## Task directions
Within the records, tally the lines that contain "View" and reply with that number only.

====================

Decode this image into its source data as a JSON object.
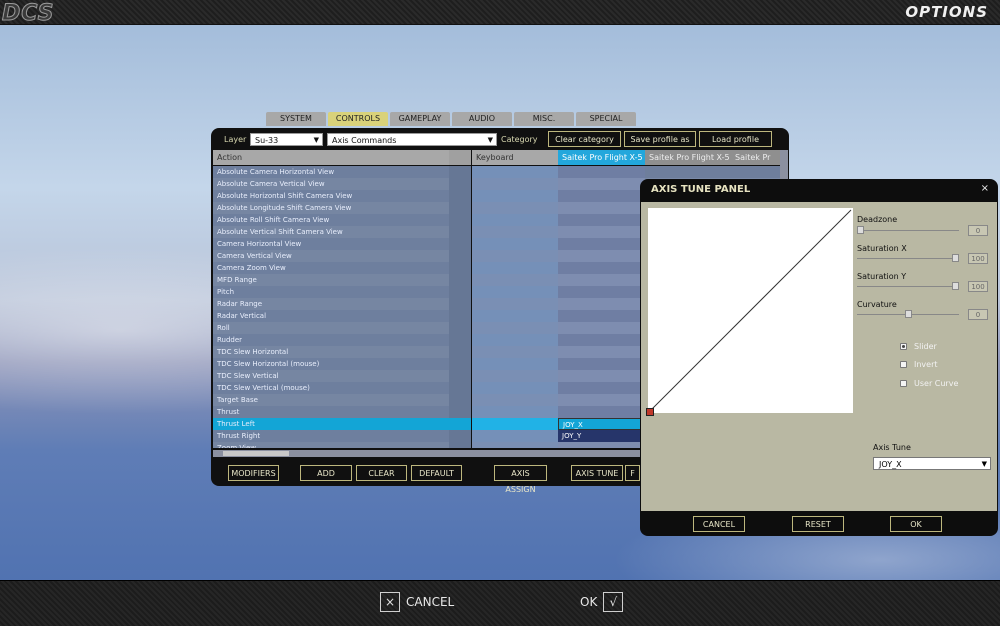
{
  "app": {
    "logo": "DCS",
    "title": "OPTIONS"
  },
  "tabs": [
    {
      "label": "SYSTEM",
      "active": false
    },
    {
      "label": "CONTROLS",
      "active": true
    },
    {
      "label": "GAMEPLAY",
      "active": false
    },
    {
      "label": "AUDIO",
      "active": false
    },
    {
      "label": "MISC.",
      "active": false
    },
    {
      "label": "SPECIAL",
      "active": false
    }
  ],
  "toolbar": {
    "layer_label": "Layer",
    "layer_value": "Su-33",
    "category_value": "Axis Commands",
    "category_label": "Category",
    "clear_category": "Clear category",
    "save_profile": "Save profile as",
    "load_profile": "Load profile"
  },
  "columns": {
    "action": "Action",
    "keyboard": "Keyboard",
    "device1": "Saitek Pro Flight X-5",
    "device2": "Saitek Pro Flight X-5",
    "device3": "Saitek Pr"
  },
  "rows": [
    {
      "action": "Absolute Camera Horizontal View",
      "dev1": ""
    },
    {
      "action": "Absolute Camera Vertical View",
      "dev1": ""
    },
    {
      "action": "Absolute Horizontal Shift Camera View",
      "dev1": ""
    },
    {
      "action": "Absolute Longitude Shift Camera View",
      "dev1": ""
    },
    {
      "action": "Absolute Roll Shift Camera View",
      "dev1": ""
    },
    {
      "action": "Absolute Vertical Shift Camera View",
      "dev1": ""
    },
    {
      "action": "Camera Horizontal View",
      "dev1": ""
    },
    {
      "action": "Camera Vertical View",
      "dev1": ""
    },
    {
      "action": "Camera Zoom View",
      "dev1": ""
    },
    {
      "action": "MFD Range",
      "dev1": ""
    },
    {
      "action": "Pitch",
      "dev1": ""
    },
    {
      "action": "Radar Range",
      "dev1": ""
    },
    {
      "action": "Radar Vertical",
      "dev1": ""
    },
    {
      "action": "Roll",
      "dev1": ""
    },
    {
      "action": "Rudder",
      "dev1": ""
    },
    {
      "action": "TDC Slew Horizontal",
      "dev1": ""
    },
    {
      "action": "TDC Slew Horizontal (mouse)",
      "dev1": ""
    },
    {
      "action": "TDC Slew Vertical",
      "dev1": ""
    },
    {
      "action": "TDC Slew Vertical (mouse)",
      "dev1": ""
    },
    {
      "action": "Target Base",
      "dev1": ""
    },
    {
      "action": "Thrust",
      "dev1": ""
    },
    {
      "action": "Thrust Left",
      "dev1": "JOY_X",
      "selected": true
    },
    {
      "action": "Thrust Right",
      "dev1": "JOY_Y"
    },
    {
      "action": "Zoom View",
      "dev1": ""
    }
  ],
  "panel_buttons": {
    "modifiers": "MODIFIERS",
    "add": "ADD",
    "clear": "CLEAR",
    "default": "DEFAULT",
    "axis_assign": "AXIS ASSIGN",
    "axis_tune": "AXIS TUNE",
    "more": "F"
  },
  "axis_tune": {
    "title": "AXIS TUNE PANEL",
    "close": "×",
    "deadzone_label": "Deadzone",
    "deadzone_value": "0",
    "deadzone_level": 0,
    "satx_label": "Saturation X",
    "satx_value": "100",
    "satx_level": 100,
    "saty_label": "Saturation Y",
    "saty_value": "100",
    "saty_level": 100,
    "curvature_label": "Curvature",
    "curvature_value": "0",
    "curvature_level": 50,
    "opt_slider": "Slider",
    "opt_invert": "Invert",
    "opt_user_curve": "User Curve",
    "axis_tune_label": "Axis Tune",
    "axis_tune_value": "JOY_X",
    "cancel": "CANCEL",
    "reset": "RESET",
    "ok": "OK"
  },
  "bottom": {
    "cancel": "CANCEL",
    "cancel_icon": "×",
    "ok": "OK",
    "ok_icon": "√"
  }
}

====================

## Solution
10